Solos are also vital for most listeners. Most likely, we will hear guitar solos that come after the song’s first half and last for more than 30 seconds. Drums are the next most popular solo that appears in a song. Composers often use solos to add dynamics to their creations. Of course, voice solos are quite common too. It is essential to point out the time that solos appear so that listeners will have already gotten used to the song. Complicated solos at the piece’s beginning will only confuse the audience and make them lose interest. Music is a form of art that occurs in the present, and the creators expect the audience to be open and alert when they listen to a musical piece. Therefore, you must allow them to follow the melody and create sounds that make sense. Once the music starts to sound familiar, the presence of the solo will help the audience have further mental travel activating their imagination.
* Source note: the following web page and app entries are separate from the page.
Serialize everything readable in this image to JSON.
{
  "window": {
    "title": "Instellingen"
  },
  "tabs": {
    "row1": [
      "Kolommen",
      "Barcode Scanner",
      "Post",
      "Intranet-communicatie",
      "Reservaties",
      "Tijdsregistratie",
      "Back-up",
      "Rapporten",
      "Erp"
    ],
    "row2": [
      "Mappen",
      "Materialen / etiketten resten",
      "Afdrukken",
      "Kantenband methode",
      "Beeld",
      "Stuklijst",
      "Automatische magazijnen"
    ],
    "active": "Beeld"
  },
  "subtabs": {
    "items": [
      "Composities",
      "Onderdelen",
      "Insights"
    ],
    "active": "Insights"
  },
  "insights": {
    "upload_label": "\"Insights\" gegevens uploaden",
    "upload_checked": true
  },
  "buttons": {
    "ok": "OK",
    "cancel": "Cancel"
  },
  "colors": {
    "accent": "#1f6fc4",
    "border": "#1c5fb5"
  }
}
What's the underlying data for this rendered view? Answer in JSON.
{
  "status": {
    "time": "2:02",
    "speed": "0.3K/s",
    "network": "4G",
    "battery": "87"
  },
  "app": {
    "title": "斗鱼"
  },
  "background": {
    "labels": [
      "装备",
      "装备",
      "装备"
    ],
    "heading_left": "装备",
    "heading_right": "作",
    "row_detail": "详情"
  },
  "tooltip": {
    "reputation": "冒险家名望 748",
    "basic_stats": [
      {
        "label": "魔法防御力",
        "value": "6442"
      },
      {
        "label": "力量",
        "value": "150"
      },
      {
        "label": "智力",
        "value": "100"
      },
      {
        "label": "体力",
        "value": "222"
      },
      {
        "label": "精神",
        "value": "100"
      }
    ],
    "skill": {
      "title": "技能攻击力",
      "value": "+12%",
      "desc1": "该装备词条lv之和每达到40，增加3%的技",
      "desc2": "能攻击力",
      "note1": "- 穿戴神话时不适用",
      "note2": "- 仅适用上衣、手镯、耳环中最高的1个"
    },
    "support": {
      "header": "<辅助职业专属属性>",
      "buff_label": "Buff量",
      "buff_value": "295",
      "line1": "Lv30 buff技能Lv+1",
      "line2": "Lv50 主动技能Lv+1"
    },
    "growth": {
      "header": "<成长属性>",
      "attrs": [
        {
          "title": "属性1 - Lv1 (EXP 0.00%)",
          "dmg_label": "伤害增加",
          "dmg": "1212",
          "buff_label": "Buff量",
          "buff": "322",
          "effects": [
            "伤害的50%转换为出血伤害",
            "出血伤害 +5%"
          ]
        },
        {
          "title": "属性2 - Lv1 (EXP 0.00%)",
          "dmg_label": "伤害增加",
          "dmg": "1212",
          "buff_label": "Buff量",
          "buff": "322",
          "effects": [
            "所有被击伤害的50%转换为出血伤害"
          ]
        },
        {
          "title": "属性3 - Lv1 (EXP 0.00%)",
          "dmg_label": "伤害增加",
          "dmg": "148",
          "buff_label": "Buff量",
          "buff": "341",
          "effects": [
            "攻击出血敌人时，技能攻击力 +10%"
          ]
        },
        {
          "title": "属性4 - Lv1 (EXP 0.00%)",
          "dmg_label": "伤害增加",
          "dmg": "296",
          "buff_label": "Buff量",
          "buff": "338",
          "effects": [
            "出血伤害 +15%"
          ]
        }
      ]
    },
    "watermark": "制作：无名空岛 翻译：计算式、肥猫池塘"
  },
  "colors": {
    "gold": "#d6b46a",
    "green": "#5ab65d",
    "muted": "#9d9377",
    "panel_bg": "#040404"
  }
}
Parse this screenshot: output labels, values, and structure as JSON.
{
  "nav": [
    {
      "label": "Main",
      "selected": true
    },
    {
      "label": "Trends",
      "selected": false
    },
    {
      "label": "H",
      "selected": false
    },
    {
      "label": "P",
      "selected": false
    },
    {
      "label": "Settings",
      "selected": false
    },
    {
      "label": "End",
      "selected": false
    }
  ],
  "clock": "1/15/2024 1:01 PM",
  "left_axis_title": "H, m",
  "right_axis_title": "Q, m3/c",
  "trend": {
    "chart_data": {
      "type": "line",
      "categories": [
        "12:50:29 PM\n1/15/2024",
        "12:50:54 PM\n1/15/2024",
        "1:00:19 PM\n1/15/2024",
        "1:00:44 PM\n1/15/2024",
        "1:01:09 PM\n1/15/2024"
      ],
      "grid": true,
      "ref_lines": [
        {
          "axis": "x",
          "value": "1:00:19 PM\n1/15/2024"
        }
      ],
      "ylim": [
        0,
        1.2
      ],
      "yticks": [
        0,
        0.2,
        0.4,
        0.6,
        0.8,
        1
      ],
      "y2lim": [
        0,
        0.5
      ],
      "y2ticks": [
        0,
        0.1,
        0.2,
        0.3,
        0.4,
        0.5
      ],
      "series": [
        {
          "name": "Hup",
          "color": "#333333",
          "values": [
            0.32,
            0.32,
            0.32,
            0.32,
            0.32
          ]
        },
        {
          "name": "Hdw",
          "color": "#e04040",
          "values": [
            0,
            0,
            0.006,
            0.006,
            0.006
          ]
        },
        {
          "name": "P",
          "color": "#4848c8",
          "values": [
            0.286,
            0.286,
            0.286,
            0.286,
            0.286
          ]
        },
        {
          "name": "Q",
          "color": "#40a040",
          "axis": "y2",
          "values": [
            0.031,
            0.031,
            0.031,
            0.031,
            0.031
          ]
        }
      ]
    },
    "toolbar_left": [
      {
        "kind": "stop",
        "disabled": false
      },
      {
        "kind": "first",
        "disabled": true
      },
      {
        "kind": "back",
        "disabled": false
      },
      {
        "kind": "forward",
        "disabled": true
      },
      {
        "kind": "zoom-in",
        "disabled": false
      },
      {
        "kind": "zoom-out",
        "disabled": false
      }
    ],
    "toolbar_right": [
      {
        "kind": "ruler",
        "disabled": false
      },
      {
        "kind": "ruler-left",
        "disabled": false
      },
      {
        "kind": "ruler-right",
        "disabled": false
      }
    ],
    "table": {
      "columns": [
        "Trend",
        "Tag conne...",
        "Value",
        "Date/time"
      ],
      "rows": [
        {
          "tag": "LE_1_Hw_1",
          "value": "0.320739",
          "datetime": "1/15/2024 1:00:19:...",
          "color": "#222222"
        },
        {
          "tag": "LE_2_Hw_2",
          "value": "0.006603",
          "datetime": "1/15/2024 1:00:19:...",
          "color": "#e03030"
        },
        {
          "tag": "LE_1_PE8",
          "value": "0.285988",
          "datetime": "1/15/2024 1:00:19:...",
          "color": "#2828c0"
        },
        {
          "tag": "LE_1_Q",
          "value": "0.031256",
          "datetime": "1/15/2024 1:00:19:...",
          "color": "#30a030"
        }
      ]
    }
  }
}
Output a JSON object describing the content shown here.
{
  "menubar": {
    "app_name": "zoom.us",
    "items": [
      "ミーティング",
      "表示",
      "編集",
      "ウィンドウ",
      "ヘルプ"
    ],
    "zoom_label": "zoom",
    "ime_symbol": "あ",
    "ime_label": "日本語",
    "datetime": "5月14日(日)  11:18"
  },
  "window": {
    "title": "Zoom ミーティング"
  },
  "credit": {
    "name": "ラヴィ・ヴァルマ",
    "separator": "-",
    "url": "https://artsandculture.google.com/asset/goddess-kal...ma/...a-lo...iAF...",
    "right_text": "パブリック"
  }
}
- Following the target
When we refer to creations that are not linked to movies, commercials, etc., music is the leader. In that case, the composer usually wants to tell a story through their musical creation. However, as we mentioned above, music is not only about songs but also about pieces that come to a company to serve particular purposes. The presence of music in movies, for instance, is quite necessary. In cases like that, music has to play a specific role, the role of the assistant. Therefore, it is important to clarify the reason we build music and be consistent with the target.
Have you read?
Why do so many women get fouled in the game of work by Anneli Blundell.
Venture Studios and The Healthcare Start-Up Industry: A Match Made in Heaven by Dr. Erik Reis.
How to Lead in Today’s Business Environment by Dr. Wanda T. Wallace.
Add CEOWORLD magazine to your Google News feed.
Follow CEOWORLD magazine headlines on: Google News, LinkedIn, Twitter, and Facebook.
Thank you for supporting our journalism. Subscribe here.
For media queries, please contact: firstname.lastname@example.org